Exercise requirements:
Using the lines below, work out the count of those that hold "text". Give the number only.

Provided data:

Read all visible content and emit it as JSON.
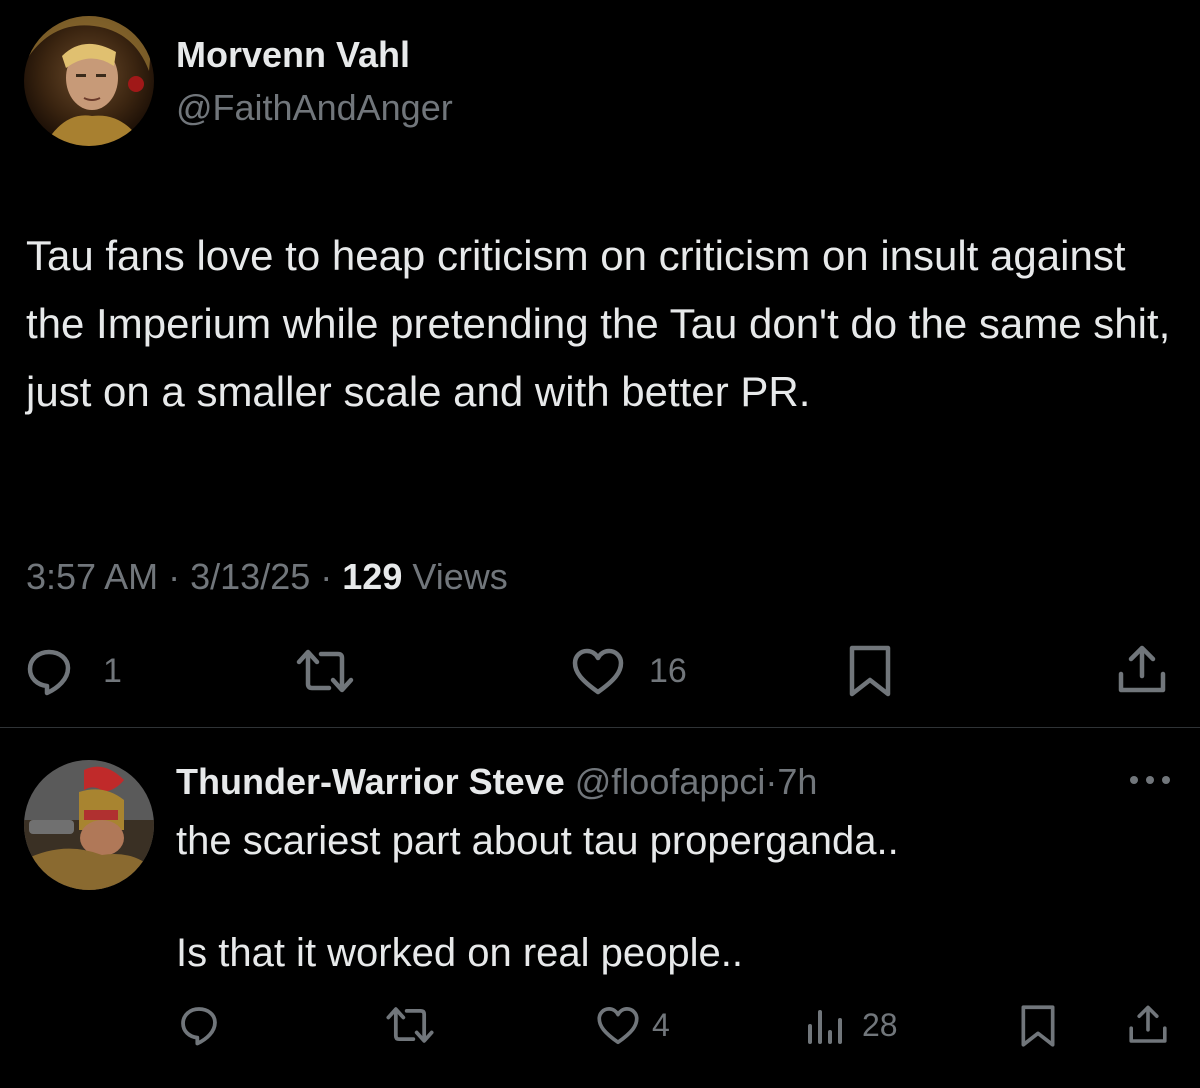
{
  "main_tweet": {
    "author_name": "Morvenn Vahl",
    "handle": "@FaithAndAnger",
    "text": "Tau fans love to heap criticism on criticism on insult against the Imperium while pretending the Tau don't do the same shit, just on a smaller scale and with better PR.",
    "time": "3:57 AM",
    "date": "3/13/25",
    "separator": "·",
    "views_count": "129",
    "views_label": "Views",
    "actions": {
      "reply_count": "1",
      "like_count": "16"
    }
  },
  "reply_tweet": {
    "author_name": "Thunder-Warrior Steve",
    "handle": "@floofappci",
    "separator": "·",
    "age": "7h",
    "line1": "the scariest part about tau properganda..",
    "line2": "Is that it worked on real people..",
    "actions": {
      "like_count": "4",
      "views_count": "28"
    }
  },
  "colors": {
    "background": "#000000",
    "text": "#e7e9ea",
    "muted": "#71767b",
    "divider": "#2f3336"
  }
}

Reply:
2